(Collection entries)

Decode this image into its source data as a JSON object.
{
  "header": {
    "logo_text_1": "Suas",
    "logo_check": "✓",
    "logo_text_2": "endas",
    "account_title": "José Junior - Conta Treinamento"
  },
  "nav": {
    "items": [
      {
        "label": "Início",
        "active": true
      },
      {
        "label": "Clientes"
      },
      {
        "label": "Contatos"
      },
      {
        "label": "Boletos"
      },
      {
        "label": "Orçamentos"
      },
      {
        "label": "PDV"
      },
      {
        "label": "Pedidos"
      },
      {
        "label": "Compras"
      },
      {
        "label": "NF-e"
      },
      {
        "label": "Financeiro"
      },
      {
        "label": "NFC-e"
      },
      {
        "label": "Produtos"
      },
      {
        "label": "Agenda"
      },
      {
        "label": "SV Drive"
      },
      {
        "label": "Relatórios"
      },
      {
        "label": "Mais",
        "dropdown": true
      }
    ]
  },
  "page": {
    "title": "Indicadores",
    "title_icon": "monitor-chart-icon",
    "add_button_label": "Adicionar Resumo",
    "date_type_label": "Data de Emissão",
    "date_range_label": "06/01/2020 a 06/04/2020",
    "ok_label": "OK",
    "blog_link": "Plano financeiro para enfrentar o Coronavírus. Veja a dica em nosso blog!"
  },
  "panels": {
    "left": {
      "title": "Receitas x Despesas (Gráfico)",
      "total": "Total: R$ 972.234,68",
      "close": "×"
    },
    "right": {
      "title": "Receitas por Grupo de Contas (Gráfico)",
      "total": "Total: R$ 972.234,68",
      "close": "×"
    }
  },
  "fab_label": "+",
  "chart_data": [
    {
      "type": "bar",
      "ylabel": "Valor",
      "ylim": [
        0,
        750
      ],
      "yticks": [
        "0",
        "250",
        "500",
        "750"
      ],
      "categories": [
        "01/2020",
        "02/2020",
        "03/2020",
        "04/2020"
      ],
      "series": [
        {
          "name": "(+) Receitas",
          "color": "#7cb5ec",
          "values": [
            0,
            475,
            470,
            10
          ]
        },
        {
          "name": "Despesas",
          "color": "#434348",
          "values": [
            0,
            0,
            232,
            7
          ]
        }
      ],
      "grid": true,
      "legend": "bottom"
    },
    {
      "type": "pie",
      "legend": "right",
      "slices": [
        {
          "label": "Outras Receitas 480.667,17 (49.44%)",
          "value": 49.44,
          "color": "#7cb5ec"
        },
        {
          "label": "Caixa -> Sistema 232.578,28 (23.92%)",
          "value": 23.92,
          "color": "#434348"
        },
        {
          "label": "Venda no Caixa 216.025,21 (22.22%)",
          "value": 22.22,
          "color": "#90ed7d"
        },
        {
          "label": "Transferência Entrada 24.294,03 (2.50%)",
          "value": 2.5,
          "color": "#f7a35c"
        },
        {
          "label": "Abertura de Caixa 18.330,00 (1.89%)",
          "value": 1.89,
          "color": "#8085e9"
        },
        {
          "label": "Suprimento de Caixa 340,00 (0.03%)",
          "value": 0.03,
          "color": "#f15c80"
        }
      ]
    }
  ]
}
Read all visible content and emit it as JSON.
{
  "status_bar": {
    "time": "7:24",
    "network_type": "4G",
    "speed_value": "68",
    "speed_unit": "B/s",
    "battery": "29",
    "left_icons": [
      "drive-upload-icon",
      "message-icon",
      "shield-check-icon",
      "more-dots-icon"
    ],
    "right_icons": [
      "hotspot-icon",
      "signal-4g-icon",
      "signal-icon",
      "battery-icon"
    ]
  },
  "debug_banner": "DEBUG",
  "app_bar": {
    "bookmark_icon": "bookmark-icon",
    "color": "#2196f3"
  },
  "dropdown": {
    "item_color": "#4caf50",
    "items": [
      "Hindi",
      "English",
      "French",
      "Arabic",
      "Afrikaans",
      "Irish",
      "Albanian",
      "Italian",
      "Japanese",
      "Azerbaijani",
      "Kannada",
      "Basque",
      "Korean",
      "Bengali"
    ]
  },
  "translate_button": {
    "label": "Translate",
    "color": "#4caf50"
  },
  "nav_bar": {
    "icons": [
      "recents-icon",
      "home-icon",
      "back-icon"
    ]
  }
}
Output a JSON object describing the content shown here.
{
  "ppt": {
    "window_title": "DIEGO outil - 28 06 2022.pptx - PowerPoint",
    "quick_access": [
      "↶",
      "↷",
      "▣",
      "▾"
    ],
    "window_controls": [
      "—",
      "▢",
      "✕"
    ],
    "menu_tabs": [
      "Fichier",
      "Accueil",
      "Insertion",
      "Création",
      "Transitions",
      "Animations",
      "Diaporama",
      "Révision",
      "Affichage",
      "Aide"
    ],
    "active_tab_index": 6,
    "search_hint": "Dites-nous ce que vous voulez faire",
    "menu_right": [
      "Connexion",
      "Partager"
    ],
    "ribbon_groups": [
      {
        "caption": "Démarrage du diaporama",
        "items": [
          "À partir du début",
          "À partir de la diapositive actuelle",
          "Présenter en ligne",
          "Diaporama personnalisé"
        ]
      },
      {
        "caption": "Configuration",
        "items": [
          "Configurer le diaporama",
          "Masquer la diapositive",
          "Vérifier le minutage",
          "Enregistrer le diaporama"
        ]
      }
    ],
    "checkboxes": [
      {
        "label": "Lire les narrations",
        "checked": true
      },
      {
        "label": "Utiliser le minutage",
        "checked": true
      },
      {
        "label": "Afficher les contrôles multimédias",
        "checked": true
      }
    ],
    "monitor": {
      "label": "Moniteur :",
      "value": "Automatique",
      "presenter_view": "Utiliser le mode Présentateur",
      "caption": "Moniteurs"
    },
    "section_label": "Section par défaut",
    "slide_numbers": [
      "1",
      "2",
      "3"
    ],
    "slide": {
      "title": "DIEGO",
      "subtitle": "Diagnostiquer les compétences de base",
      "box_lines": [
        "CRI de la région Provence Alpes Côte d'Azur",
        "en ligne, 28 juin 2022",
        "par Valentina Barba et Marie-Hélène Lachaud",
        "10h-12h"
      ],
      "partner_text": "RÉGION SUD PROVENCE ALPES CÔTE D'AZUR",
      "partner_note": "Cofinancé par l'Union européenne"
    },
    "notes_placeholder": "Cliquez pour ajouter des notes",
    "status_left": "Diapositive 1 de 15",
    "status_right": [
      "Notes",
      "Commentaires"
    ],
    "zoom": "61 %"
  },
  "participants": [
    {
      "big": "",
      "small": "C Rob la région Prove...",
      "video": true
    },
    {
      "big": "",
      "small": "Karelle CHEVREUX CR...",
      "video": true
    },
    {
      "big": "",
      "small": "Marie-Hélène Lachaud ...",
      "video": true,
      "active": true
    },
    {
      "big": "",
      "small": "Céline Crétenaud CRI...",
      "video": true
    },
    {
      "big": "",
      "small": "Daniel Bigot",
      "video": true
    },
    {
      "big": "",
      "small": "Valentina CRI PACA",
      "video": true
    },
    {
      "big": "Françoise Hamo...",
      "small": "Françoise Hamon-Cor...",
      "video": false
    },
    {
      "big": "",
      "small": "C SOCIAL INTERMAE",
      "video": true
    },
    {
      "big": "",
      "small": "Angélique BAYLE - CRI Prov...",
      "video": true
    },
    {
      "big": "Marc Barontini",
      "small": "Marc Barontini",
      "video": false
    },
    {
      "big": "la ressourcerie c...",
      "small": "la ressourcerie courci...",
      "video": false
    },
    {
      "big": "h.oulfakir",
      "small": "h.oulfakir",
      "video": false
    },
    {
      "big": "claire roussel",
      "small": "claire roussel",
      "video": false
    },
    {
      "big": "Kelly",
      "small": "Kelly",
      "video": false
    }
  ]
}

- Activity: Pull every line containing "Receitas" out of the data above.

- Answer:
      "title": "Receitas x Despesas (Gráfico)",
      "title": "Receitas por Grupo de Contas (Gráfico)",
          "name": "(+) Receitas",
          "label": "Outras Receitas 480.667,17 (49.44%)",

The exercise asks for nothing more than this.